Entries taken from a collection
□ □ □ □ □ □ □

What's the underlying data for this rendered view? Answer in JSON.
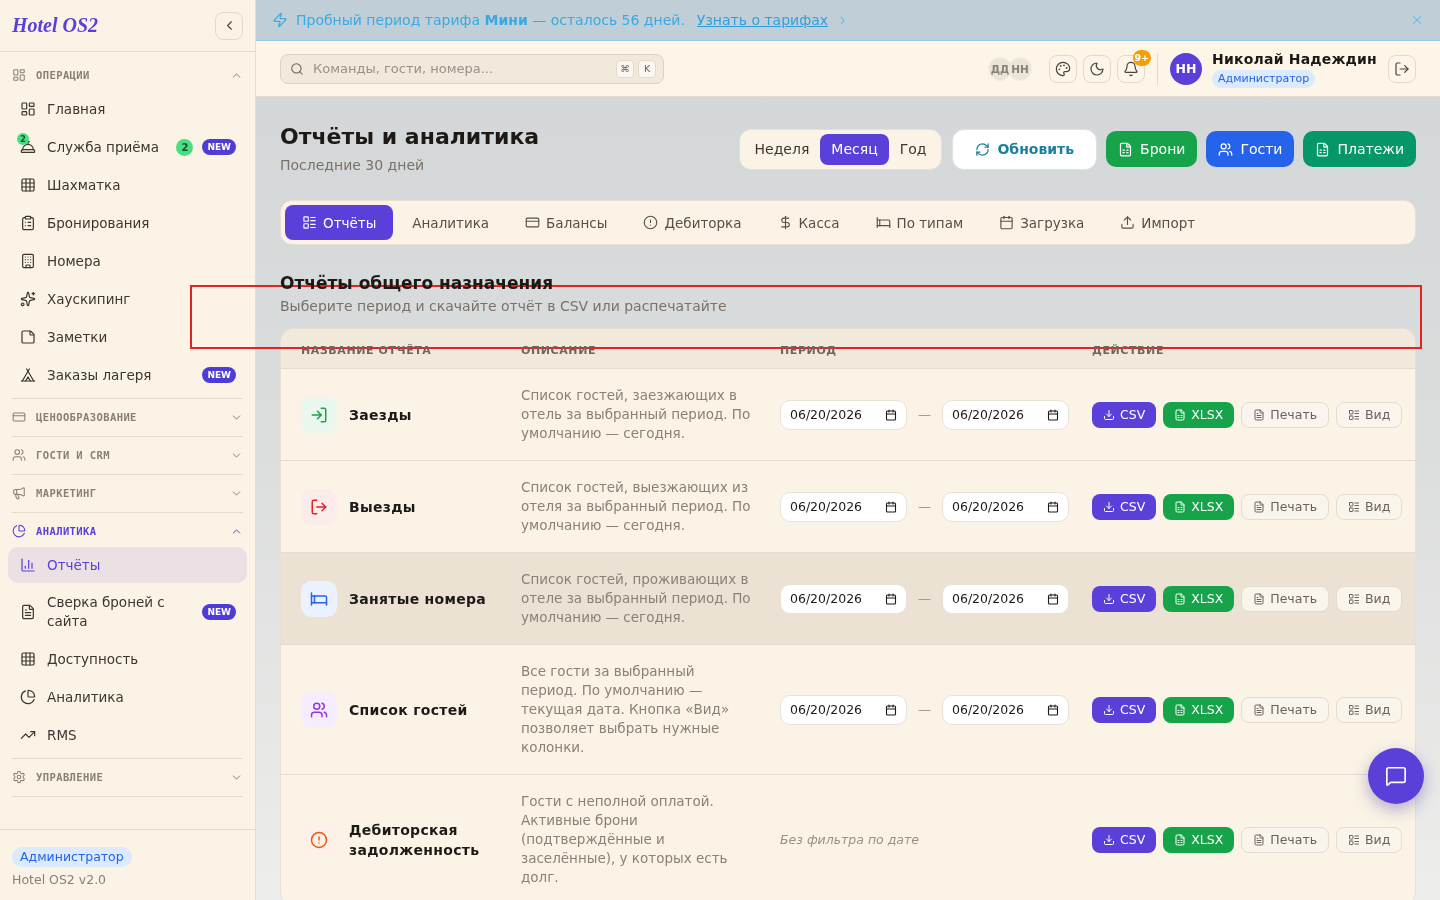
{
  "sidebar": {
    "logo": "Hotel OS2",
    "sections": [
      {
        "title": "ОПЕРАЦИИ",
        "expanded": true,
        "items": [
          {
            "label": "Главная",
            "selected": false
          },
          {
            "label": "Служба приёма",
            "selected": false,
            "icon_badge": "2",
            "count": "2",
            "badge": "NEW"
          },
          {
            "label": "Шахматка",
            "selected": false
          },
          {
            "label": "Бронирования",
            "selected": false
          },
          {
            "label": "Номера",
            "selected": false
          },
          {
            "label": "Хаускипинг",
            "selected": false
          },
          {
            "label": "Заметки",
            "selected": false
          },
          {
            "label": "Заказы лагеря",
            "selected": false,
            "badge": "NEW"
          }
        ]
      },
      {
        "title": "ЦЕНООБРАЗОВАНИЕ",
        "expanded": false
      },
      {
        "title": "ГОСТИ И CRM",
        "expanded": false
      },
      {
        "title": "МАРКЕТИНГ",
        "expanded": false
      },
      {
        "title": "АНАЛИТИКА",
        "expanded": true,
        "items": [
          {
            "label": "Отчёты",
            "selected": true
          },
          {
            "label": "Сверка броней с сайта",
            "selected": false,
            "badge": "NEW"
          },
          {
            "label": "Доступность",
            "selected": false
          },
          {
            "label": "Аналитика",
            "selected": false
          },
          {
            "label": "RMS",
            "selected": false
          }
        ]
      },
      {
        "title": "УПРАВЛЕНИЕ",
        "expanded": false
      }
    ],
    "footer": {
      "role": "Администратор",
      "version": "Hotel OS2 v2.0"
    }
  },
  "banner": {
    "text": "Пробный период тарифа **Мини** — осталось 56 дней.",
    "link": "Узнать о тарифах"
  },
  "topbar": {
    "search": {
      "placeholder": "Команды, гости, номера...",
      "keys": [
        "⌘",
        "K"
      ]
    },
    "presence": [
      "ДД",
      "НН"
    ],
    "notifications": "9+",
    "user": {
      "initials": "НН",
      "name": "Николай Надеждин",
      "role": "Администратор"
    }
  },
  "page_header": {
    "title": "Отчёты и аналитика",
    "subtitle": "Последние 30 дней",
    "periods": [
      {
        "label": "Неделя",
        "selected": false
      },
      {
        "label": "Месяц",
        "selected": true
      },
      {
        "label": "Год",
        "selected": false
      }
    ],
    "actions": [
      {
        "label": "Обновить",
        "kind": "outline",
        "color": "#1b7f9e"
      },
      {
        "label": "Брони",
        "kind": "solid",
        "color": "#16a34a"
      },
      {
        "label": "Гости",
        "kind": "solid",
        "color": "#2563eb"
      },
      {
        "label": "Платежи",
        "kind": "solid",
        "color": "#059669"
      }
    ]
  },
  "tabs": [
    {
      "label": "Отчёты",
      "selected": true
    },
    {
      "label": "Аналитика",
      "selected": false
    },
    {
      "label": "Балансы",
      "selected": false
    },
    {
      "label": "Дебиторка",
      "selected": false
    },
    {
      "label": "Касса",
      "selected": false
    },
    {
      "label": "По типам",
      "selected": false
    },
    {
      "label": "Загрузка",
      "selected": false
    },
    {
      "label": "Импорт",
      "selected": false
    }
  ],
  "reports": {
    "title": "Отчёты общего назначения",
    "subtitle": "Выберите период и скачайте отчёт в CSV или распечатайте",
    "columns": [
      "НАЗВАНИЕ ОТЧЁТА",
      "ОПИСАНИЕ",
      "ПЕРИОД",
      "ДЕЙСТВИЕ"
    ],
    "rows": [
      {
        "name": "Заезды",
        "highlighted": false,
        "description": "Список гостей, заезжающих в отель за выбранный период. По умолчанию — сегодня.",
        "period": {
          "kind": "range",
          "from": "06/20/2026",
          "separator": "—",
          "to": "06/20/2026"
        },
        "actions": [
          {
            "label": "CSV",
            "kind": "csv"
          },
          {
            "label": "XLSX",
            "kind": "xlsx"
          },
          {
            "label": "Печать",
            "kind": "print"
          },
          {
            "label": "Вид",
            "kind": "view"
          }
        ]
      },
      {
        "name": "Выезды",
        "highlighted": false,
        "description": "Список гостей, выезжающих из отеля за выбранный период. По умолчанию — сегодня.",
        "period": {
          "kind": "range",
          "from": "06/20/2026",
          "separator": "—",
          "to": "06/20/2026"
        },
        "actions": [
          {
            "label": "CSV",
            "kind": "csv"
          },
          {
            "label": "XLSX",
            "kind": "xlsx"
          },
          {
            "label": "Печать",
            "kind": "print"
          },
          {
            "label": "Вид",
            "kind": "view"
          }
        ]
      },
      {
        "name": "Занятые номера",
        "highlighted": true,
        "description": "Список гостей, проживающих в отеле за выбранный период. По умолчанию — сегодня.",
        "period": {
          "kind": "range",
          "from": "06/20/2026",
          "separator": "—",
          "to": "06/20/2026"
        },
        "actions": [
          {
            "label": "CSV",
            "kind": "csv"
          },
          {
            "label": "XLSX",
            "kind": "xlsx"
          },
          {
            "label": "Печать",
            "kind": "print"
          },
          {
            "label": "Вид",
            "kind": "view"
          }
        ]
      },
      {
        "name": "Список гостей",
        "highlighted": false,
        "description": "Все гости за выбранный период. По умолчанию — текущая дата. Кнопка «Вид» позволяет выбрать нужные колонки.",
        "period": {
          "kind": "range",
          "from": "06/20/2026",
          "separator": "—",
          "to": "06/20/2026"
        },
        "actions": [
          {
            "label": "CSV",
            "kind": "csv"
          },
          {
            "label": "XLSX",
            "kind": "xlsx"
          },
          {
            "label": "Печать",
            "kind": "print"
          },
          {
            "label": "Вид",
            "kind": "view"
          }
        ]
      },
      {
        "name": "Дебиторская задолженность",
        "highlighted": false,
        "description": "Гости с неполной оплатой. Активные брони (подтверждённые и заселённые), у которых есть долг.",
        "period": {
          "kind": "none",
          "note": "Без фильтра по дате"
        },
        "actions": [
          {
            "label": "CSV",
            "kind": "csv"
          },
          {
            "label": "XLSX",
            "kind": "xlsx"
          },
          {
            "label": "Печать",
            "kind": "print"
          },
          {
            "label": "Вид",
            "kind": "view"
          }
        ]
      }
    ]
  }
}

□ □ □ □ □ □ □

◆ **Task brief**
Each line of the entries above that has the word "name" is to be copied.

◆ **The answer**
      "name": "Николай Надеждин",
        "name": "Заезды",
        "name": "Выезды",
        "name": "Занятые номера",
        "name": "Список гостей",
        "name": "Дебиторская задолженность",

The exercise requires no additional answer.